To do:
Please return the records below exactly as they stand, with the pictures removed.

Extracted data:
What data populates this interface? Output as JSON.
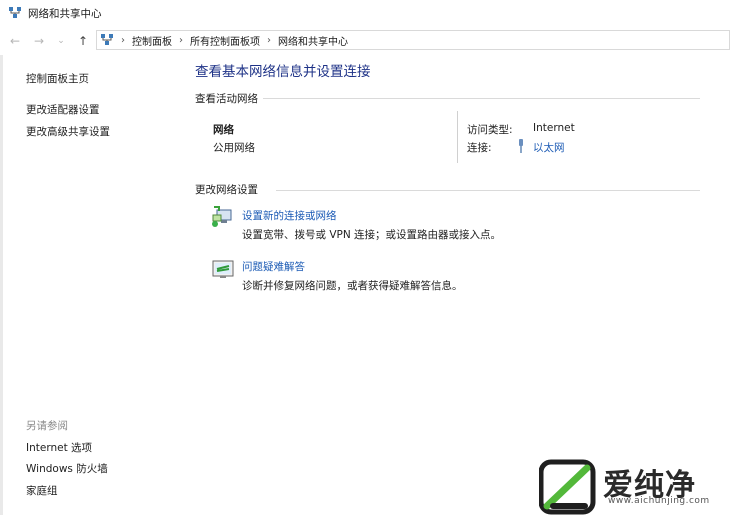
{
  "window": {
    "title": "网络和共享中心"
  },
  "nav": {
    "breadcrumbs": [
      "控制面板",
      "所有控制面板项",
      "网络和共享中心"
    ]
  },
  "sidebar": {
    "home": "控制面板主页",
    "links": [
      "更改适配器设置",
      "更改高级共享设置"
    ],
    "see_also_label": "另请参阅",
    "see_also": [
      "Internet 选项",
      "Windows 防火墙",
      "家庭组"
    ]
  },
  "main": {
    "title": "查看基本网络信息并设置连接",
    "active_networks_label": "查看活动网络",
    "network": {
      "name": "网络",
      "category": "公用网络",
      "access_type_label": "访问类型:",
      "access_type": "Internet",
      "connections_label": "连接:",
      "connection": "以太网"
    },
    "change_settings_label": "更改网络设置",
    "tasks": [
      {
        "title": "设置新的连接或网络",
        "desc": "设置宽带、拨号或 VPN 连接；或设置路由器或接入点。",
        "icon": "network-setup-icon"
      },
      {
        "title": "问题疑难解答",
        "desc": "诊断并修复网络问题，或者获得疑难解答信息。",
        "icon": "troubleshoot-icon"
      }
    ]
  },
  "watermark": {
    "text": "爱纯净",
    "url": "www.aichunjing.com"
  }
}
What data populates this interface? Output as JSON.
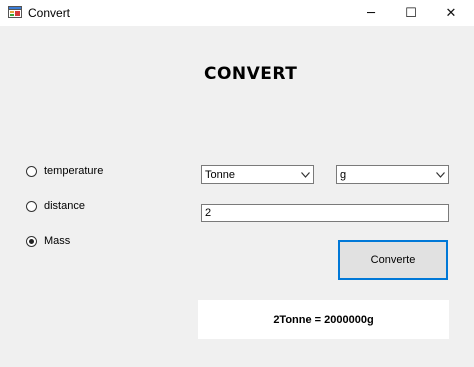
{
  "window": {
    "title": "Convert",
    "app_icon": "form-icon",
    "controls": {
      "minimize": "─",
      "maximize": "☐",
      "close": "✕"
    }
  },
  "heading": "CONVERT",
  "radios": [
    {
      "label": "temperature",
      "checked": false
    },
    {
      "label": "distance",
      "checked": false
    },
    {
      "label": "Mass",
      "checked": true
    }
  ],
  "from_unit": {
    "selected": "Tonne"
  },
  "to_unit": {
    "selected": "g"
  },
  "input_value": "2",
  "convert_button": "Converte",
  "result": "2Tonne = 2000000g"
}
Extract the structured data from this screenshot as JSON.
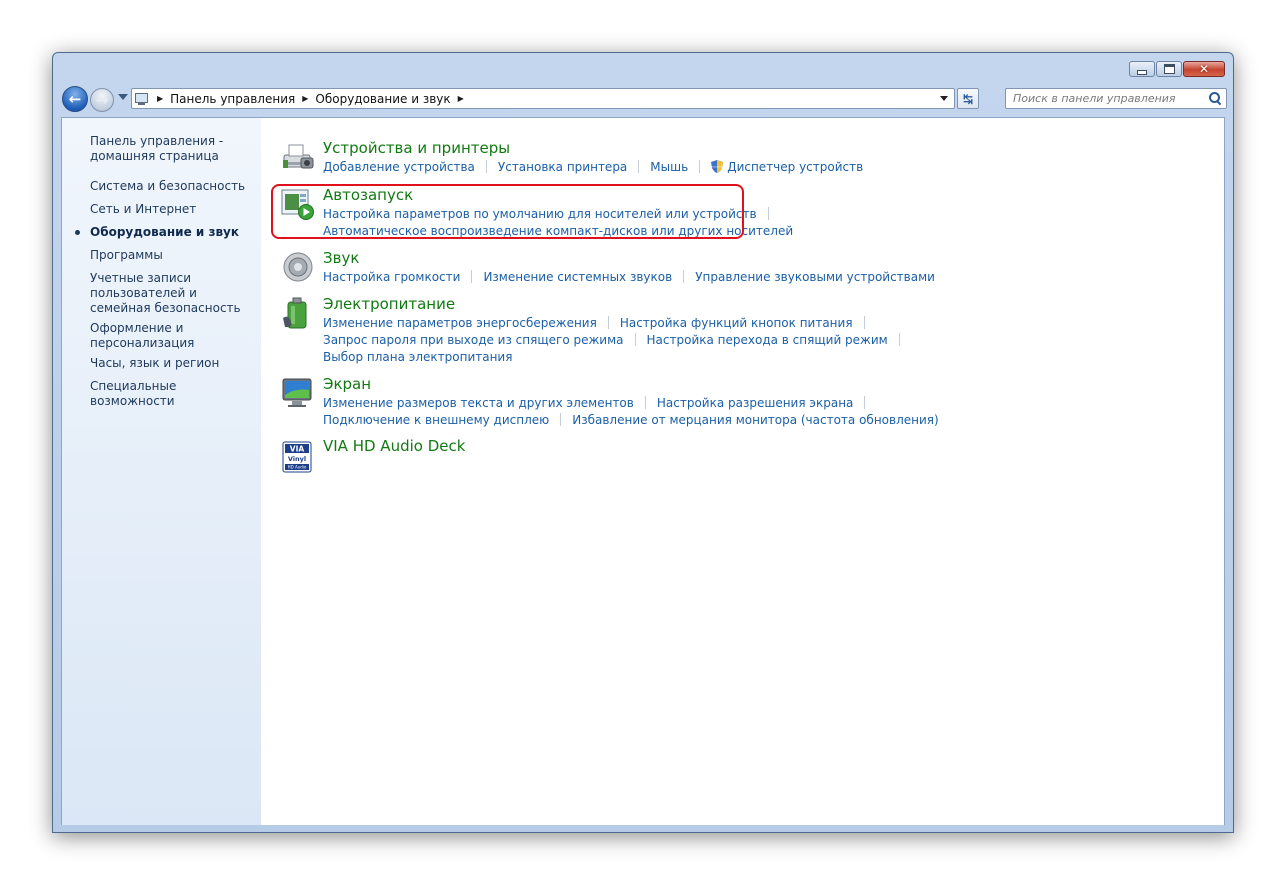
{
  "window": {
    "breadcrumb": [
      "Панель управления",
      "Оборудование и звук"
    ],
    "search_placeholder": "Поиск в панели управления"
  },
  "sidebar": {
    "items": [
      {
        "label": "Панель управления - домашняя страница",
        "current": false
      },
      {
        "label": "Система и безопасность",
        "current": false
      },
      {
        "label": "Сеть и Интернет",
        "current": false
      },
      {
        "label": "Оборудование и звук",
        "current": true
      },
      {
        "label": "Программы",
        "current": false
      },
      {
        "label": "Учетные записи пользователей и семейная безопасность",
        "current": false
      },
      {
        "label": "Оформление и персонализация",
        "current": false
      },
      {
        "label": "Часы, язык и регион",
        "current": false
      },
      {
        "label": "Специальные возможности",
        "current": false
      }
    ]
  },
  "categories": {
    "devices": {
      "title": "Устройства и принтеры",
      "links": [
        "Добавление устройства",
        "Установка принтера",
        "Мышь",
        "Диспетчер устройств"
      ]
    },
    "autoplay": {
      "title": "Автозапуск",
      "links": [
        "Настройка параметров по умолчанию для носителей или устройств",
        "Автоматическое воспроизведение компакт-дисков или других носителей"
      ]
    },
    "sound": {
      "title": "Звук",
      "links": [
        "Настройка громкости",
        "Изменение системных звуков",
        "Управление звуковыми устройствами"
      ]
    },
    "power": {
      "title": "Электропитание",
      "links": [
        "Изменение параметров энергосбережения",
        "Настройка функций кнопок питания",
        "Запрос пароля при выходе из спящего режима",
        "Настройка перехода в спящий режим",
        "Выбор плана электропитания"
      ]
    },
    "display": {
      "title": "Экран",
      "links": [
        "Изменение размеров текста и других элементов",
        "Настройка разрешения экрана",
        "Подключение к внешнему дисплею",
        "Избавление от мерцания монитора (частота обновления)"
      ]
    },
    "via": {
      "title": "VIA HD Audio Deck",
      "icon_text": [
        "VIA",
        "Vinyl",
        "HD Audio"
      ]
    }
  },
  "colors": {
    "category_title": "#127a12",
    "task_link": "#1c5fa6",
    "highlight": "#e0111c"
  }
}
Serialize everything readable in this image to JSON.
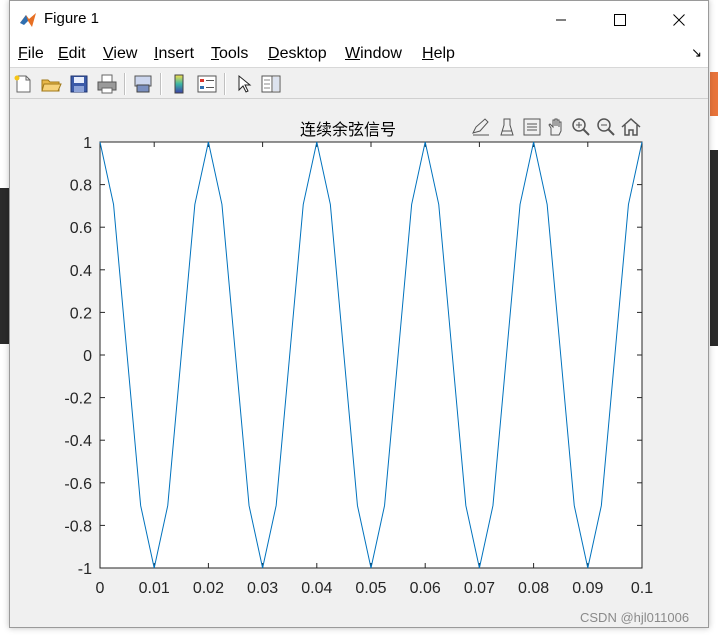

Your solution:
What data populates this interface? Output as JSON.
{
  "window": {
    "title": "网络和共享中心"
  },
  "nav": {
    "breadcrumbs": [
      "控制面板",
      "所有控制面板项",
      "网络和共享中心"
    ]
  },
  "sidebar": {
    "home": "控制面板主页",
    "links": [
      "更改适配器设置",
      "更改高级共享设置"
    ],
    "see_also_label": "另请参阅",
    "see_also": [
      "Internet 选项",
      "Windows 防火墙",
      "家庭组"
    ]
  },
  "main": {
    "title": "查看基本网络信息并设置连接",
    "active_networks_label": "查看活动网络",
    "network": {
      "name": "网络",
      "category": "公用网络",
      "access_type_label": "访问类型:",
      "access_type": "Internet",
      "connections_label": "连接:",
      "connection": "以太网"
    },
    "change_settings_label": "更改网络设置",
    "tasks": [
      {
        "title": "设置新的连接或网络",
        "desc": "设置宽带、拨号或 VPN 连接；或设置路由器或接入点。",
        "icon": "network-setup-icon"
      },
      {
        "title": "问题疑难解答",
        "desc": "诊断并修复网络问题，或者获得疑难解答信息。",
        "icon": "troubleshoot-icon"
      }
    ]
  },
  "watermark": {
    "text": "爱纯净",
    "url": "www.aichunjing.com"
  }
}
What data populates this interface? Output as JSON.
{
  "window": {
    "title": "Convert",
    "app_icon": "form-icon",
    "controls": {
      "minimize": "─",
      "maximize": "☐",
      "close": "✕"
    }
  },
  "heading": "CONVERT",
  "radios": [
    {
      "label": "temperature",
      "checked": false
    },
    {
      "label": "distance",
      "checked": false
    },
    {
      "label": "Mass",
      "checked": true
    }
  ],
  "from_unit": {
    "selected": "Tonne"
  },
  "to_unit": {
    "selected": "g"
  },
  "input_value": "2",
  "convert_button": "Converte",
  "result": "2Tonne = 2000000g"
}
Extract the structured data from this screenshot as JSON.
{
  "window": {
    "breadcrumb": [
      "Панель управления",
      "Оборудование и звук"
    ],
    "search_placeholder": "Поиск в панели управления"
  },
  "sidebar": {
    "items": [
      {
        "label": "Панель управления - домашняя страница",
        "current": false
      },
      {
        "label": "Система и безопасность",
        "current": false
      },
      {
        "label": "Сеть и Интернет",
        "current": false
      },
      {
        "label": "Оборудование и звук",
        "current": true
      },
      {
        "label": "Программы",
        "current": false
      },
      {
        "label": "Учетные записи пользователей и семейная безопасность",
        "current": false
      },
      {
        "label": "Оформление и персонализация",
        "current": false
      },
      {
        "label": "Часы, язык и регион",
        "current": false
      },
      {
        "label": "Специальные возможности",
        "current": false
      }
    ]
  },
  "categories": {
    "devices": {
      "title": "Устройства и принтеры",
      "links": [
        "Добавление устройства",
        "Установка принтера",
        "Мышь",
        "Диспетчер устройств"
      ]
    },
    "autoplay": {
      "title": "Автозапуск",
      "links": [
        "Настройка параметров по умолчанию для носителей или устройств",
        "Автоматическое воспроизведение компакт-дисков или других носителей"
      ]
    },
    "sound": {
      "title": "Звук",
      "links": [
        "Настройка громкости",
        "Изменение системных звуков",
        "Управление звуковыми устройствами"
      ]
    },
    "power": {
      "title": "Электропитание",
      "links": [
        "Изменение параметров энергосбережения",
        "Настройка функций кнопок питания",
        "Запрос пароля при выходе из спящего режима",
        "Настройка перехода в спящий режим",
        "Выбор плана электропитания"
      ]
    },
    "display": {
      "title": "Экран",
      "links": [
        "Изменение размеров текста и других элементов",
        "Настройка разрешения экрана",
        "Подключение к внешнему дисплею",
        "Избавление от мерцания монитора (частота обновления)"
      ]
    },
    "via": {
      "title": "VIA HD Audio Deck",
      "icon_text": [
        "VIA",
        "Vinyl",
        "HD Audio"
      ]
    }
  },
  "colors": {
    "category_title": "#127a12",
    "task_link": "#1c5fa6",
    "highlight": "#e0111c"
  }
}
Serialize everything readable in this image to JSON.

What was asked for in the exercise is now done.